Unlike other Jewish media, we do not charge for content. That won’t change. Because we are free, we rely on advertising to cover our costs. This vital lifeline, which has dropped in recent years, has fallen further due to coronavirus.

For as little as £5 a month you can help sustain the vital work we do in celebrating and standing up for Jewish life in Britain.

Jewish News holds our community together and keeps us connected. Like a synagogue, it’s where people turn to feel part of something bigger. It also proudly shows the rest of Britain the vibrancy and rich culture of modern Jewish life.

You can make a quick and easy one-off or monthly contribution of £5, £10, £20 or any other sum you’re comfortable with.

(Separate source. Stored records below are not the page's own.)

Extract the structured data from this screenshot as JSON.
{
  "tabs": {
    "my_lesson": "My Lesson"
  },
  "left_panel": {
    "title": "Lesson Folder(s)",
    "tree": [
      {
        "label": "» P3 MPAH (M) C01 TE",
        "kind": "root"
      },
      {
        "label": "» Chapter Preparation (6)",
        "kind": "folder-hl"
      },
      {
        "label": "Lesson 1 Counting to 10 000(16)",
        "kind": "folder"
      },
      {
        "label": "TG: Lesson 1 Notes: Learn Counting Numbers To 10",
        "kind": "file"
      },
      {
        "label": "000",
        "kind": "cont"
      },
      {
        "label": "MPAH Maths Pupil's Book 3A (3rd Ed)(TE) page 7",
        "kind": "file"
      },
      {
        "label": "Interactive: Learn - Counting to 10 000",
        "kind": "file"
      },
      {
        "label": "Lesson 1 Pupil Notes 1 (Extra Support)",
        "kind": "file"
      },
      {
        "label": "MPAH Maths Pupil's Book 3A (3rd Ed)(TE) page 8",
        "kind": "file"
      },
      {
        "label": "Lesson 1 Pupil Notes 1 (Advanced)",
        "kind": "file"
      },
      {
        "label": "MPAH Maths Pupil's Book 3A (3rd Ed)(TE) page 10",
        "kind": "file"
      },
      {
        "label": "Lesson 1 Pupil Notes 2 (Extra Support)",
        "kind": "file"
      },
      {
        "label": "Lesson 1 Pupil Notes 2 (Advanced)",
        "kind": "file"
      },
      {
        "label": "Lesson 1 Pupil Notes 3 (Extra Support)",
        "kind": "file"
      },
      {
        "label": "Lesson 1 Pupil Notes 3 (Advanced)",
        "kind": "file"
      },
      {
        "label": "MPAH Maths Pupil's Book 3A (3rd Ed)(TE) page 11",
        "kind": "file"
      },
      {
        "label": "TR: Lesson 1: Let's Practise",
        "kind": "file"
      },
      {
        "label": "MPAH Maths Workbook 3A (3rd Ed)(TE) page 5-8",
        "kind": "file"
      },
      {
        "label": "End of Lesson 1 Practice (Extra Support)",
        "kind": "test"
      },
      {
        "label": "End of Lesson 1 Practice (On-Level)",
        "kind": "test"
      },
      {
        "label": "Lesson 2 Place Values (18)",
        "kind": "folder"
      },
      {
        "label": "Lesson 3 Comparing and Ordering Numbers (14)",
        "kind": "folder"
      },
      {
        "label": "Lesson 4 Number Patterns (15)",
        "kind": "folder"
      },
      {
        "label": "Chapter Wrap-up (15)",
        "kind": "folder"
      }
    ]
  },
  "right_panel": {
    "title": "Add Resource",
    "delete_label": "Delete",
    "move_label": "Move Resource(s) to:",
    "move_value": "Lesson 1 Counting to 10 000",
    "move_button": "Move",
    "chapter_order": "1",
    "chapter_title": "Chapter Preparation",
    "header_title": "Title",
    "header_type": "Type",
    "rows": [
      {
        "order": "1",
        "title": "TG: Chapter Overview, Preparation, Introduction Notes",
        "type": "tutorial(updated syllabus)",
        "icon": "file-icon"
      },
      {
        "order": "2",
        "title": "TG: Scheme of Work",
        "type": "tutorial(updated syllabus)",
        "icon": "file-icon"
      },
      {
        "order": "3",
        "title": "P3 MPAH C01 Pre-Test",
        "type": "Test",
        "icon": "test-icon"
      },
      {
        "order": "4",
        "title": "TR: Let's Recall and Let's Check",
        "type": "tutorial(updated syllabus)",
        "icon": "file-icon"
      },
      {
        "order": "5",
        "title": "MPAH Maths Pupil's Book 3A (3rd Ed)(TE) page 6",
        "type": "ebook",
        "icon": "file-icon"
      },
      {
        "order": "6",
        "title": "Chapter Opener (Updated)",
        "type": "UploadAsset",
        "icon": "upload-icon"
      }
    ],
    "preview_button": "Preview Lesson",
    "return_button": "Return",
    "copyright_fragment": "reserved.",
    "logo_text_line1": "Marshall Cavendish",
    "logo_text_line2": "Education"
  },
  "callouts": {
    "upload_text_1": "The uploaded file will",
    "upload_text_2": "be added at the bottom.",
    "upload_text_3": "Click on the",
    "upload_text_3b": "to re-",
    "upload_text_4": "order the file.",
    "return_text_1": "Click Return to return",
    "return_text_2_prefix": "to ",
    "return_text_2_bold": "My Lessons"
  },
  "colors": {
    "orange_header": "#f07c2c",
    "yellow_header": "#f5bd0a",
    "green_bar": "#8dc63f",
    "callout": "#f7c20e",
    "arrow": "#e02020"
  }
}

100% of your donation will help us continue celebrating our community, in all its dynamic diversity...

Engaging

Being a community platform means so much more than producing a newspaper and website. One of our proudest roles is media partnering with our invaluable charities to amplify the outstanding work they do to help us all.

Celebrating

There’s no shortage of oys in the world but Jewish News takes every opportunity to celebrate the joys too, through projects like Night of Heroes, 40 Under 40 and other compelling countdowns that make the community kvell with pride.

Pioneering

In the first collaboration between media outlets from different faiths, Jewish News worked with British Muslim TV and Church Times to produce a list of young activists leading the way on interfaith understanding.

Campaigning

Royal Mail issued a stamp honouring Holocaust hero Sir Nicholas Winton after a Jewish News campaign attracted more than 100,000 backers. Jewish Newsalso produces special editions of the paper highlighting pressing issues including mental health and Holocaust remembrance.

Easy access

In an age when news is readily accessible, Jewish News provides high-quality content free online and offline, removing any financial barriers to connecting people.

Voice of our community to wider society

The Jewish News team regularly appears on TV, radio and on the pages of the national press to comment on stories about the Jewish community. Easy access to the paper on the streets of London also means Jewish News provides an invaluable window into the community for the country at large.

We hope you agree all this is worth preserving.

read more:
comments